-- Problem to solve --
Look for the string "remove" in the material below. Copy every line where you find it.

-- Data extracts --
┌────────

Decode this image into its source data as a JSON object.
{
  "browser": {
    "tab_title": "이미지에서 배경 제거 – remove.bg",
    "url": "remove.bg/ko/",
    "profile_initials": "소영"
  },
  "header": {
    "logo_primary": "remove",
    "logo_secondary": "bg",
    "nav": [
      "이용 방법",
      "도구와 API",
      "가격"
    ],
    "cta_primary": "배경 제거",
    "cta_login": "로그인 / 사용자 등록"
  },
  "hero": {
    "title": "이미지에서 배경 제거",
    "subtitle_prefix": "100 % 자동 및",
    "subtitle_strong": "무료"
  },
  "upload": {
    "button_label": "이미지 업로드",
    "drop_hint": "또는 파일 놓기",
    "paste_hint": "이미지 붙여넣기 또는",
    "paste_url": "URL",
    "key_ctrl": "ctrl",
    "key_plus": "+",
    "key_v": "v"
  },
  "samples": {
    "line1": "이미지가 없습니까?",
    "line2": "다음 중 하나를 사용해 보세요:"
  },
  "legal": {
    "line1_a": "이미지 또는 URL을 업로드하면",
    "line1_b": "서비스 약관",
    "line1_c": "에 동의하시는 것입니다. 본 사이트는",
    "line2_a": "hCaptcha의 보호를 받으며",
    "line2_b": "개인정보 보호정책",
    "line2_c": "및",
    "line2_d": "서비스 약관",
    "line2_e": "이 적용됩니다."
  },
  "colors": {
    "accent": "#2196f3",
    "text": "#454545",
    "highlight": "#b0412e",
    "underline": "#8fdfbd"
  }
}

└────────

-- Answer to the exercise --
    "tab_title": "이미지에서 배경 제거 – remove.bg",
    "url": "remove.bg/ko/",
    "logo_primary": "remove",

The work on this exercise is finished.